At the age of twenty-one, Brian Boyd wrote a thesis on Vladimir Nabokov that the famous author called brilliant. After gaining exclusive access to the writer's archives, he wrote a two-part, award-winning biography, Vladimir Nabokov: The Russian Years (1990) and Vladimir Nabokov: The American Years (1991). This collection features essays written by Boyd since completing the biography, incorporating material he gleaned from his research as well as new discoveries and formulations. Boyd confronts Nabokov's life, career, and legacy; his art, science, and thought; his subtle humor and puzzle-like storytelling; his complex psychological portraits; and his inheritance from, reworking of, and affinities with Shakespeare, Pushkin, Tolstoy, and Machado de Assis. Boyd offers new ways of reading Nabokov's best English-language works: Lolita, Pale Fire, Ada, and the unparalleled autobiography, Speak, Memory, and he discloses otherwise unkwn information about the author's world. Sharing his personal reflections, Boyd recounts the adventures, hardships, and revelations of researching Nabokov's biography and his unusual finds in the archives, including materials still awaiting publication. The first to focus on Nabokov's metaphysics, Boyd cautions against their being used as the key to unlock all of the author's secrets, showing instead the many other rooms in Nabokov's castle of fiction that need exploring, such as his humor, narrative invention, and psychological insight into characters and readers alike. Appreciating Nabokov as velist, memoirist, poet, translator, scientist, and individual, Boyd helps us understand more than ever the author's multifaceted genius.

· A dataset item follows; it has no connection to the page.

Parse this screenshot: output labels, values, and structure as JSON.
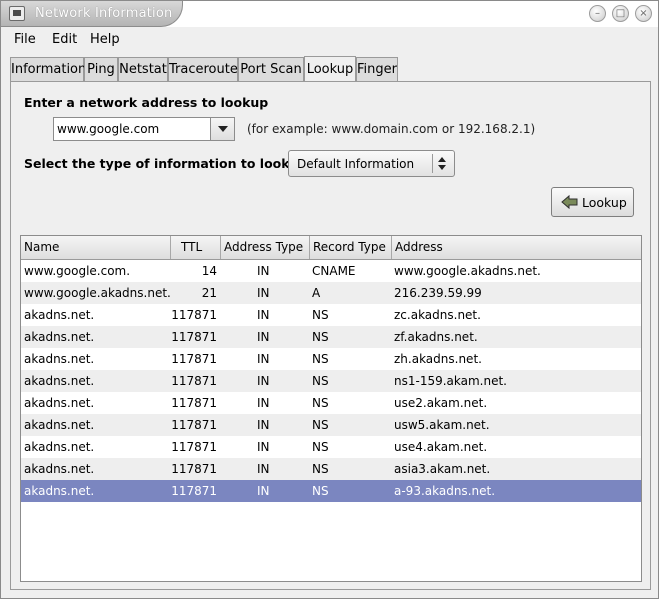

Brian Boyd is University Distinguished Professor of English at the University of Auckland. His work on American, Brazilian, English, Greek, Irish, New Zealand, and Russian literature, from epics to comics, has appeared in seventeen languages and has won awards on four continents. He is the author of Vladimir Nabokov: The Russian Years and Vladimir Nabokov: The American Years, books on Pale Fire and Ada, and the enormous AdaOnline. He has edited Nabokov's English fiction, autobiography, butterfly writings, and verse translations and is now editing a collection of the author's letters to his wife. Also known for his evolutionary and cognitive work, he is the author of On the Origin of Stories: Evolution, Cognition, and Fiction and the forthcoming Why Lyrics Last: Evolution, Cognition, and Shakespeare's Sonnets and is coeditor of Evolution, Literature, and Film: A Reader. He is currently working on a biography of the philosopher Karl Popper.